fairest flowers of old tradition. One can perhaps fancy Holmes under other surroundings, producing a book not unlike Candide, incomparably witty, but not exactly conciliatory to the other side. But with all his power of ridicule Holmes had not a touch of the satirist about him. He shrinks from painting even his enemies in too black colours. He can denounce bigotry, but he always prefers to point out that the bigot in theory may be the kindliest of men in practice. In one of his early bits of pure fun, he tells how his servant was thrown into a fit by reading some of his merry lines:—
Ten days and nights with sleepless eye
I watched that wretched man;

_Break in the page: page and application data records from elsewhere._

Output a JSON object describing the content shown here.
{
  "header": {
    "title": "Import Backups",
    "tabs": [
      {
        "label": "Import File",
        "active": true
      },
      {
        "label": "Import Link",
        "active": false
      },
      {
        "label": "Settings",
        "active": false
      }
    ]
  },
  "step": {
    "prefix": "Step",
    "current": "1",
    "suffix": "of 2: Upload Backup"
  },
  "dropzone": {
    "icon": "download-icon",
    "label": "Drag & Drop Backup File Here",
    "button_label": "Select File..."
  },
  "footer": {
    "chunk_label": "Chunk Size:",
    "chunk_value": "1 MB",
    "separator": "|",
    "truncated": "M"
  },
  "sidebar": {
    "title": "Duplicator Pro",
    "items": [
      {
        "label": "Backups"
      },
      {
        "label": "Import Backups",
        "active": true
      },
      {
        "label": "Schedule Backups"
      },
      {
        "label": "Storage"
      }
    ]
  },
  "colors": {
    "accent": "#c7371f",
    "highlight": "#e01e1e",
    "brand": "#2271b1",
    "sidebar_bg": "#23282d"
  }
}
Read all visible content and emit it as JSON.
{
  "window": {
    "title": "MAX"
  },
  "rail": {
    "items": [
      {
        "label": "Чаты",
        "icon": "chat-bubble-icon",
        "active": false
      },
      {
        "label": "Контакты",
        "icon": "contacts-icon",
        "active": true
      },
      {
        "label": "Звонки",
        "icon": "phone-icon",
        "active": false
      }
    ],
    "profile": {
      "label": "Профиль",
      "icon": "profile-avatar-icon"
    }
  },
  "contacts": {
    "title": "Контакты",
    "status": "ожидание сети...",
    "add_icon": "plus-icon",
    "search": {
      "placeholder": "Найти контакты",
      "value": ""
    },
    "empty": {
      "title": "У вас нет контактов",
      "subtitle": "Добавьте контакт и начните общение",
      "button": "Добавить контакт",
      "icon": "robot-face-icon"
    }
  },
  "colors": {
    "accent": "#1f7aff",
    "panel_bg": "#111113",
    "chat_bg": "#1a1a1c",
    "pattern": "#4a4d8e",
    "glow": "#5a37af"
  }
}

Since then I never dare to write
As funny as I can.
Certainly he never wrote as sharply as it is abundantly plain that he could. He always remembered that the other person was a human being. It was very shocking to burn the witches, but he could not find it in his heart to sentence the burner to his own flames.
If Holmes, that is, had revolted from his early teachers he had never become bitter. This was, perhaps, because he never grew to manhood,